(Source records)

-- Opening Marker --

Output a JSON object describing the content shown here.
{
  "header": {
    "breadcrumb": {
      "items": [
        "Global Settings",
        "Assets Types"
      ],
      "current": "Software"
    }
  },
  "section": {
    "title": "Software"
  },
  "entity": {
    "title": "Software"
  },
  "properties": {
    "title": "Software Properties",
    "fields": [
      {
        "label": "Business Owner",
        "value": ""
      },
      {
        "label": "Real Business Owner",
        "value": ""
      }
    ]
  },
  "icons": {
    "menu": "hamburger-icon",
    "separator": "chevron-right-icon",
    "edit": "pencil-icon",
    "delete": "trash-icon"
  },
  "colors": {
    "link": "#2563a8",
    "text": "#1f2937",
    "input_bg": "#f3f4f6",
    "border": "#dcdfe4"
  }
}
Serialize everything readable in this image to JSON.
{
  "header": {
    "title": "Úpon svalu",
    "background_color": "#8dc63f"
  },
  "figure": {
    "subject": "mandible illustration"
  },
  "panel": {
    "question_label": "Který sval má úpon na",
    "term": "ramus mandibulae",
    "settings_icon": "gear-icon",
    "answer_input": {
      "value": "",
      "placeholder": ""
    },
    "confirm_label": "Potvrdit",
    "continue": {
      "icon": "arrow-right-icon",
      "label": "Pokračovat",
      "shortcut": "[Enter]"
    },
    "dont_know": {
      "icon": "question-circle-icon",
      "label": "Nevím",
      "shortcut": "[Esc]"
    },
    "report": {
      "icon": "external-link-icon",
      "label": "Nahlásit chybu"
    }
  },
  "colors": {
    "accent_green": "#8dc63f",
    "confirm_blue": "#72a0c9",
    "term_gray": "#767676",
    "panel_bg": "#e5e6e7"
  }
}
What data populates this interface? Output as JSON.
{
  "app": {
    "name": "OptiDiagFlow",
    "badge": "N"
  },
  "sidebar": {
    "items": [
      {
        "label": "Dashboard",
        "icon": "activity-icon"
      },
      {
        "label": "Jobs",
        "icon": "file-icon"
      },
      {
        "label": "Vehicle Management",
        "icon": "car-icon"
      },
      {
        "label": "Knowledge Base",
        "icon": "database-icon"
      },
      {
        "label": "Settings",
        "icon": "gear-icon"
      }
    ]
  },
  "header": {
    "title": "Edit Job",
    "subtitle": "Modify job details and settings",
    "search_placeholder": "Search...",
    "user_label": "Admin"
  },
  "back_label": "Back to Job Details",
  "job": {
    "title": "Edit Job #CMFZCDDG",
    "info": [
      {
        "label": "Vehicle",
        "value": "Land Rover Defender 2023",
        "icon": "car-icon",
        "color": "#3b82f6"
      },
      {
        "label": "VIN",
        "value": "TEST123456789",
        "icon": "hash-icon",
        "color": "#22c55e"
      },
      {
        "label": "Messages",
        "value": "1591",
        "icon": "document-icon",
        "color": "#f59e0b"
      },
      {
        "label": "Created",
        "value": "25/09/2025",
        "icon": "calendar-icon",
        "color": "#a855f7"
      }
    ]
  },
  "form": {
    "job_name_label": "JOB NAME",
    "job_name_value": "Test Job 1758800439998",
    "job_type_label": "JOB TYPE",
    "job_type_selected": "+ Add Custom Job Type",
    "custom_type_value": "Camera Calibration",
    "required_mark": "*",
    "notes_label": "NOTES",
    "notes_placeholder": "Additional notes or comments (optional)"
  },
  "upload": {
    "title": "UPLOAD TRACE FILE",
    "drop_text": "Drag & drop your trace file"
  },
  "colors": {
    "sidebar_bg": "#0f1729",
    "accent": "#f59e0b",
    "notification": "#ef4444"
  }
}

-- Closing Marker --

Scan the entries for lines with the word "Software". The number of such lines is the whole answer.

• _Response below_:
4